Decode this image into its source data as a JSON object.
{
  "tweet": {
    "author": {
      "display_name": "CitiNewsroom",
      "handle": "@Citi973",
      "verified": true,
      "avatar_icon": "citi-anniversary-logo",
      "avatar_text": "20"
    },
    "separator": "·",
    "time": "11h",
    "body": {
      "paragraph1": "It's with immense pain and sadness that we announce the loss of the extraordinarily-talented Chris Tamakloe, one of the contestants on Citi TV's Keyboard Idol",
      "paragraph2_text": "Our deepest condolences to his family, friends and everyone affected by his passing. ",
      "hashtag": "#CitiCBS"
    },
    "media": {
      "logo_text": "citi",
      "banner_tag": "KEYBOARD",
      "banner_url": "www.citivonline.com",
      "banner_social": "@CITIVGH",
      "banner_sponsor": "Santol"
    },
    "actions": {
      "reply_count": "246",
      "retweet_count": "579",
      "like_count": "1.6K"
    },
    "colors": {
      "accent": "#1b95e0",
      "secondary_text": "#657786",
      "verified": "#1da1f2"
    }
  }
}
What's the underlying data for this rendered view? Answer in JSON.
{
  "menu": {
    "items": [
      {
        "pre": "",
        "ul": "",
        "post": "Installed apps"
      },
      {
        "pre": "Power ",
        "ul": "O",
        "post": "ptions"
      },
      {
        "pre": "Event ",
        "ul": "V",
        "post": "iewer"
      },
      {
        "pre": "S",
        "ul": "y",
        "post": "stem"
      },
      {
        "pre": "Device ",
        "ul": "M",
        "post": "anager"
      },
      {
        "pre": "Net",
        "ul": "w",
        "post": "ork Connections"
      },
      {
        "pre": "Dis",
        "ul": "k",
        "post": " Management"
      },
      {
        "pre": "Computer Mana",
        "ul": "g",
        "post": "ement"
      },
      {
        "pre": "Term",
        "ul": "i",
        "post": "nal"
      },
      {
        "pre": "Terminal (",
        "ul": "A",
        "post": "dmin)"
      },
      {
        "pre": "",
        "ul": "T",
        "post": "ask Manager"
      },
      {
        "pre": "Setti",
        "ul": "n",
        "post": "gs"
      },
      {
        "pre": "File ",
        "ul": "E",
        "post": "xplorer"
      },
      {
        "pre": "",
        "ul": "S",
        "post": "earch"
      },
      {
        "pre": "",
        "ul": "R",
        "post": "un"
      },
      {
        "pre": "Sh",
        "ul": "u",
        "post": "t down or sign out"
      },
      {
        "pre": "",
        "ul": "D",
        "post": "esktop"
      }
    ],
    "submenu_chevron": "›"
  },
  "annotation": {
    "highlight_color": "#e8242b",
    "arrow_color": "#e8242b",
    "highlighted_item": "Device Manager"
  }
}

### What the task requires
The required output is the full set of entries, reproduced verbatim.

### Answer section
Decode this image into its source data as a JSON object.
{
  "tweet": {
    "author": {
      "display_name": "CitiNewsroom",
      "handle": "@Citi973",
      "verified": true,
      "avatar_icon": "citi-anniversary-logo",
      "avatar_text": "20"
    },
    "separator": "·",
    "time": "11h",
    "body": {
      "paragraph1": "It's with immense pain and sadness that we announce the loss of the extraordinarily-talented Chris Tamakloe, one of the contestants on Citi TV's Keyboard Idol",
      "paragraph2_text": "Our deepest condolences to his family, friends and everyone affected by his passing. ",
      "hashtag": "#CitiCBS"
    },
    "media": {
      "logo_text": "citi",
      "banner_tag": "KEYBOARD",
      "banner_url": "www.citivonline.com",
      "banner_social": "@CITIVGH",
      "banner_sponsor": "Santol"
    },
    "actions": {
      "reply_count": "246",
      "retweet_count": "579",
      "like_count": "1.6K"
    },
    "colors": {
      "accent": "#1b95e0",
      "secondary_text": "#657786",
      "verified": "#1da1f2"
    }
  }
}
What's the underlying data for this rendered view? Answer in JSON.
{
  "menu": {
    "items": [
      {
        "pre": "",
        "ul": "",
        "post": "Installed apps"
      },
      {
        "pre": "Power ",
        "ul": "O",
        "post": "ptions"
      },
      {
        "pre": "Event ",
        "ul": "V",
        "post": "iewer"
      },
      {
        "pre": "S",
        "ul": "y",
        "post": "stem"
      },
      {
        "pre": "Device ",
        "ul": "M",
        "post": "anager"
      },
      {
        "pre": "Net",
        "ul": "w",
        "post": "ork Connections"
      },
      {
        "pre": "Dis",
        "ul": "k",
        "post": " Management"
      },
      {
        "pre": "Computer Mana",
        "ul": "g",
        "post": "ement"
      },
      {
        "pre": "Term",
        "ul": "i",
        "post": "nal"
      },
      {
        "pre": "Terminal (",
        "ul": "A",
        "post": "dmin)"
      },
      {
        "pre": "",
        "ul": "T",
        "post": "ask Manager"
      },
      {
        "pre": "Setti",
        "ul": "n",
        "post": "gs"
      },
      {
        "pre": "File ",
        "ul": "E",
        "post": "xplorer"
      },
      {
        "pre": "",
        "ul": "S",
        "post": "earch"
      },
      {
        "pre": "",
        "ul": "R",
        "post": "un"
      },
      {
        "pre": "Sh",
        "ul": "u",
        "post": "t down or sign out"
      },
      {
        "pre": "",
        "ul": "D",
        "post": "esktop"
      }
    ],
    "submenu_chevron": "›"
  },
  "annotation": {
    "highlight_color": "#e8242b",
    "arrow_color": "#e8242b",
    "highlighted_item": "Device Manager"
  }
}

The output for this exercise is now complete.